Whose city is it? It’s God’s city, and not the sole possession of any of God’s children. It belongs to all and it needs to be open to all. No one group can say it is theirs and theirs alone.

While Jerusalem is God’s city it must be under the stewardship of God’s children. If Jerusalem and the rock that is the foundation of the world belong to the world then it should be administered by the world. It needs to be a world city and under the care of the United Nations. Only a world body can begin the work to heal centuries and centuries of anger and hatred. With much hard work and after many generations there can come a time when faithful Jews, Muslims and Christians can work together to care for the city. But in the beginning this care must be given by a world body. Listening must replace shouting. A commitment to peace must replace the failed heritage of violence.
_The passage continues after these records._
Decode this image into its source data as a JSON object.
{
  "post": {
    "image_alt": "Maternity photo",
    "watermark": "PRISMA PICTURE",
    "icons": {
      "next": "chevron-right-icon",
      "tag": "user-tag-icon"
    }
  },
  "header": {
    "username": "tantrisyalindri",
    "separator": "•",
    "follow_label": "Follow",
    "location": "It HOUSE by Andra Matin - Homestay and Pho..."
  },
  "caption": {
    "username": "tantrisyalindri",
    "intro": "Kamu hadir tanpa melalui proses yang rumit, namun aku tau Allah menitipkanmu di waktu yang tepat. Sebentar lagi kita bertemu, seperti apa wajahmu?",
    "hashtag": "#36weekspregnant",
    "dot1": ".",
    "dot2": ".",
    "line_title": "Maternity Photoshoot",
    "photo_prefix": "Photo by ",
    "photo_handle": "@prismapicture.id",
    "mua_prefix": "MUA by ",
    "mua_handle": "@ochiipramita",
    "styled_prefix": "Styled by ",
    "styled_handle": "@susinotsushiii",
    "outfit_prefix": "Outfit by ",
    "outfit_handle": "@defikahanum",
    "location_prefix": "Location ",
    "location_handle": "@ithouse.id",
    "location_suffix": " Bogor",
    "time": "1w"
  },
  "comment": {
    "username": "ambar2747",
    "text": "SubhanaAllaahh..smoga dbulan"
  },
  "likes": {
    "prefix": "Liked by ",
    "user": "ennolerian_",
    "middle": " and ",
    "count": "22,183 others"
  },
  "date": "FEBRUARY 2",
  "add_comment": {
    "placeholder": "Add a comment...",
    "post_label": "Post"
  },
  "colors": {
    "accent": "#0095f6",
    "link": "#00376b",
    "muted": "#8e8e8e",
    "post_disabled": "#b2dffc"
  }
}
As Abraham, the father of all three faiths, came to see that God did not require human sacrifice as a means of worship Abraham’s children must come to see that the rock and the city are whole and can not be broken up and divided. Only then will the true meaning of the rock of foundation of the world become reality.
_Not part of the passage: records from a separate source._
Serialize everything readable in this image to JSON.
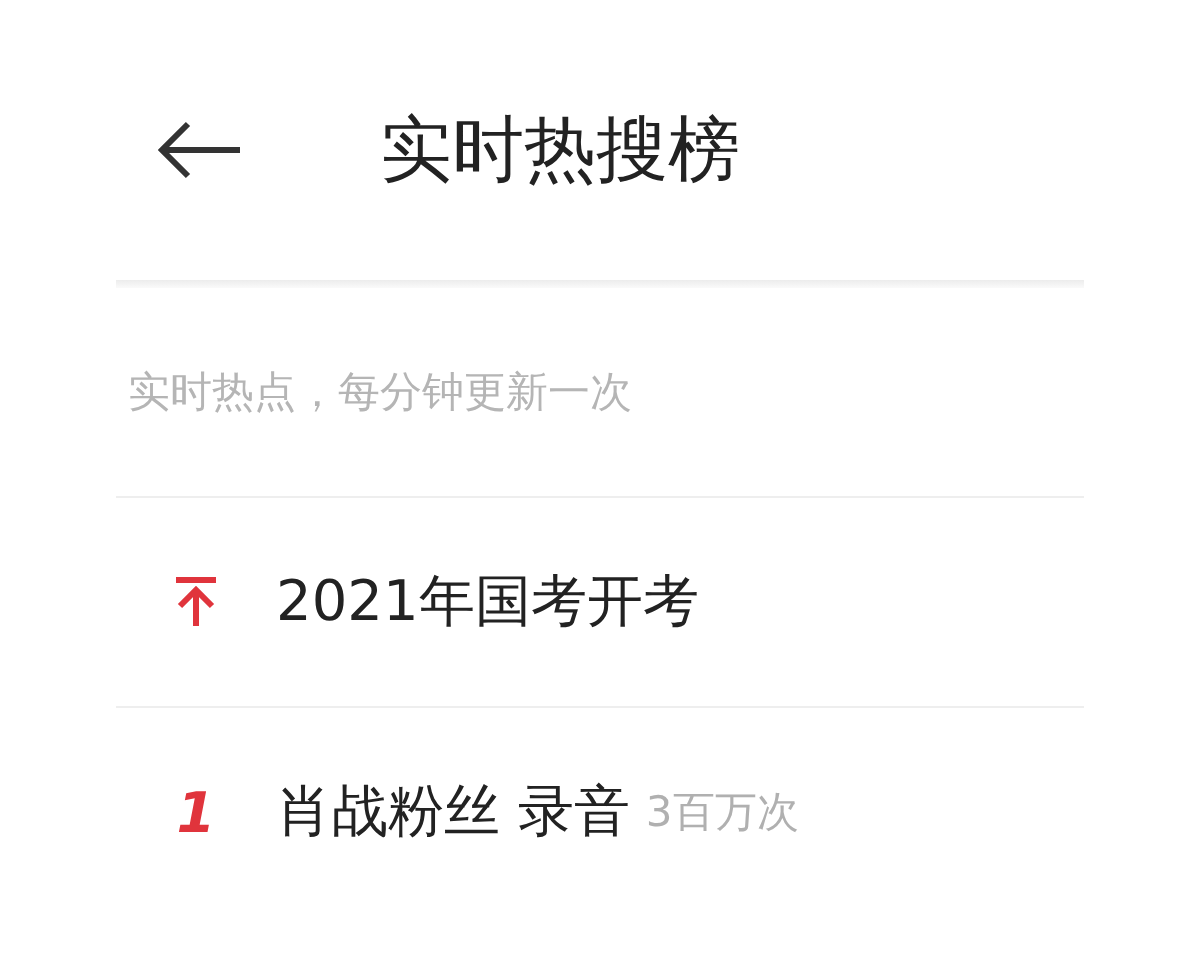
{
  "header": {
    "title": "实时热搜榜"
  },
  "subtitle": "实时热点，每分钟更新一次",
  "items": [
    {
      "kind": "pinned",
      "title": "2021年国考开考"
    },
    {
      "kind": "ranked",
      "rank": "1",
      "title": "肖战粉丝 录音",
      "count": "3百万次"
    }
  ]
}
Wednesday, January 05, 2005


The Palestinian village of Jayyous is blessed. Blessed by a wonderful hilltop location looking over a fertile valley with olive trees, orange groves and greenhouses. The village of Jayyous is cursed. Cursed by the Israeli “security” fence that cuts the village off from the fields with one gate open three times a day to allow some (less than 10% of the villagers) to farm the land. The village of Jayyous maybe doomed. The settlement of Zufin, which is entirely on the Palestinian side of the Green Line, is expanding. Not expanding towards Israel but expanding towards the olive groves of Jayyous.

On December 31st over two hundred Israeli peace activists and dozens of internationals drove from Tel Aviv towards the fields of Jayyous to plant hundreds of saplings where part of the olive grove had been uprooted. Legal proceedings have put a temporary halt to the expansion but the settlers maintain that they have “bought” the land from an Israeli company. The activists were stopped by Israeli Defense Forces (IDF) and Israeli police some three miles outside the grove. They got out of their busses and walked the rest of the way with police and IDF taking pictures of them and shouting out on bullhorns, “This is private property belonging to the settlers”.
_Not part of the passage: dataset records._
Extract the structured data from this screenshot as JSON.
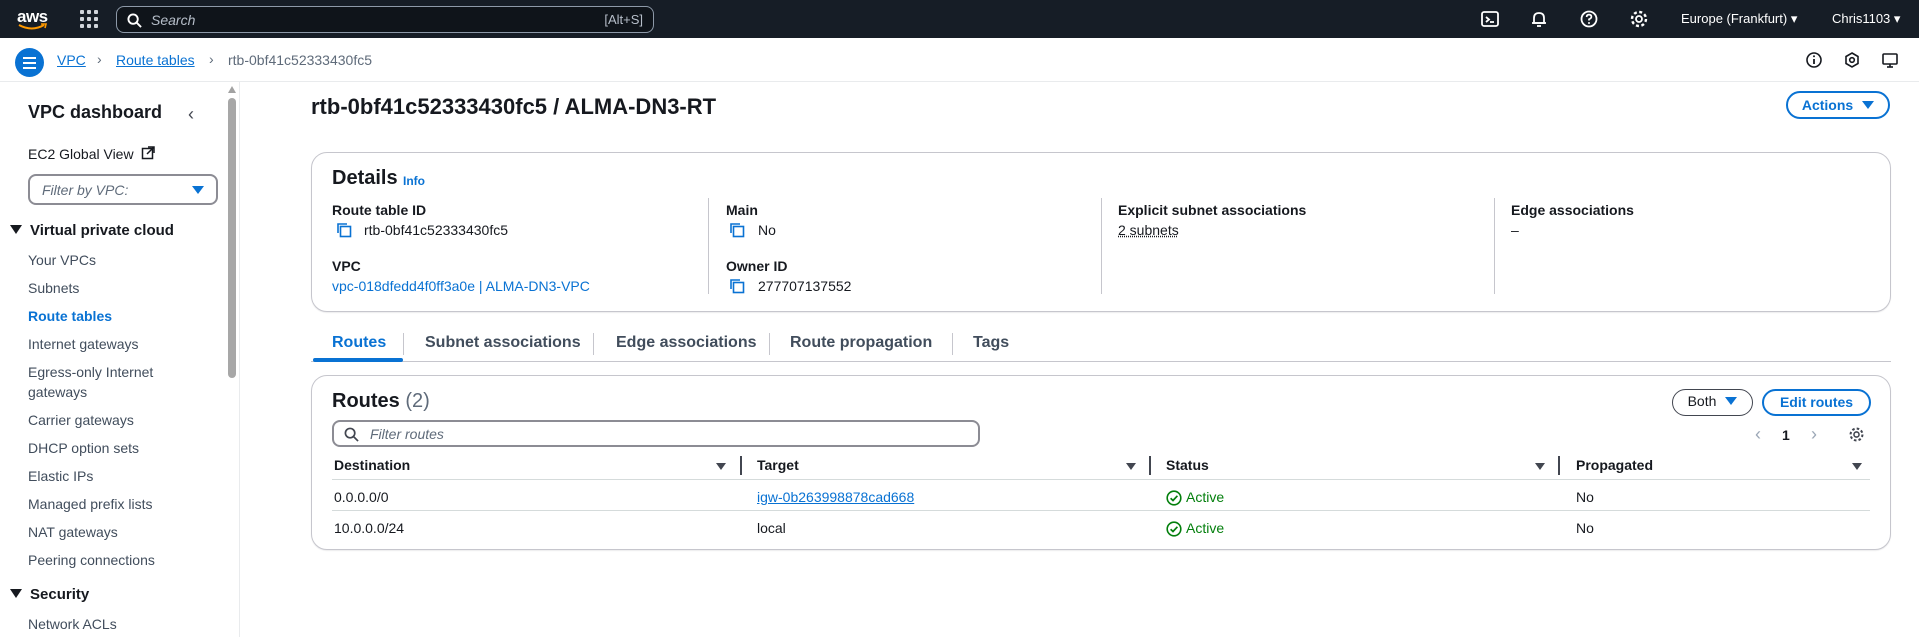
{
  "topnav": {
    "logo": "aws",
    "search_placeholder": "Search",
    "search_shortcut": "[Alt+S]",
    "icons": [
      "cloudshell-icon",
      "bell-icon",
      "help-icon",
      "gear-icon"
    ],
    "region": "Europe (Frankfurt) ▾",
    "user": "Chris1103 ▾"
  },
  "breadcrumb": {
    "items": [
      "VPC",
      "Route tables",
      "rtb-0bf41c52333430fc5"
    ]
  },
  "sidebar": {
    "title": "VPC dashboard",
    "ec2_global_view": "EC2 Global View",
    "filter_placeholder": "Filter by VPC:",
    "sections": [
      {
        "title": "Virtual private cloud",
        "items": [
          "Your VPCs",
          "Subnets",
          "Route tables",
          "Internet gateways",
          "Egress-only Internet",
          "gateways",
          "Carrier gateways",
          "DHCP option sets",
          "Elastic IPs",
          "Managed prefix lists",
          "NAT gateways",
          "Peering connections"
        ]
      },
      {
        "title": "Security",
        "items": [
          "Network ACLs"
        ]
      }
    ],
    "active_item": "Route tables"
  },
  "page": {
    "title": "rtb-0bf41c52333430fc5 / ALMA-DN3-RT",
    "actions_label": "Actions"
  },
  "details": {
    "title": "Details",
    "info": "Info",
    "route_table_id_label": "Route table ID",
    "route_table_id": "rtb-0bf41c52333430fc5",
    "vpc_label": "VPC",
    "vpc": "vpc-018dfedd4f0ff3a0e | ALMA-DN3-VPC",
    "main_label": "Main",
    "main": "No",
    "owner_label": "Owner ID",
    "owner": "277707137552",
    "explicit_label": "Explicit subnet associations",
    "explicit": "2 subnets",
    "edge_label": "Edge associations",
    "edge": "–"
  },
  "tabs": [
    "Routes",
    "Subnet associations",
    "Edge associations",
    "Route propagation",
    "Tags"
  ],
  "active_tab": "Routes",
  "routes": {
    "title": "Routes",
    "count": "(2)",
    "filter_select": "Both",
    "edit_label": "Edit routes",
    "filter_placeholder": "Filter routes",
    "page": "1",
    "columns": [
      "Destination",
      "Target",
      "Status",
      "Propagated"
    ],
    "rows": [
      {
        "destination": "0.0.0.0/0",
        "target": "igw-0b263998878cad668",
        "status": "Active",
        "propagated": "No"
      },
      {
        "destination": "10.0.0.0/24",
        "target": "local",
        "status": "Active",
        "propagated": "No"
      }
    ]
  },
  "colors": {
    "nav_bg": "#161d26",
    "accent": "#0972d3",
    "success": "#037f0c"
  }
}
On the village side of the fence over a hundred Palestinian villagers and about twenty internationals (including two CPTers) marched down the hill to find a way to come together with the Israelis who had planted the olive saplings. The march was organized by local civic and religious leaders and was totally nonviolent. The organizers had the kids carry the signs (it’s harder to throw rocks with a sign in your hand) and kept everybody focused on standing firm against the IDF but not provoking them.
In between the two sides at the gate were an additional 60 IDF and about a dozen police. Intense negotiations ensued between the villagers and the IDF on one side and the Israeli activists and the IDF on the other side of the fence. Eventually four people (one Jayyous farmer and three Israelis) carried one of the uprooted trees that had been left to die through the gate to the village side to be replanted. One of Israelis who carried the tree said, “This is a token act of solidarity of the joint struggle of Israelis and Palestinians. It is a campaign that will continue to grow in strength until the walls and fences are brought down.”

Uprooting an olive grove that has been fruitful for generations is a disheartening act. The sight of Palestinians and Israelis carrying a tree together to replant it is a hopeful act. The only thing that will tip the balance towards planting and away from uprooting is for all peoples, Jewish, Muslim and Christian to work together in solidarity. We must pray together. We must work together. We must continue to bring light to those from all faiths whose hearts are trapped in darkness. We must all find ways to root ourselves in the creation of peace.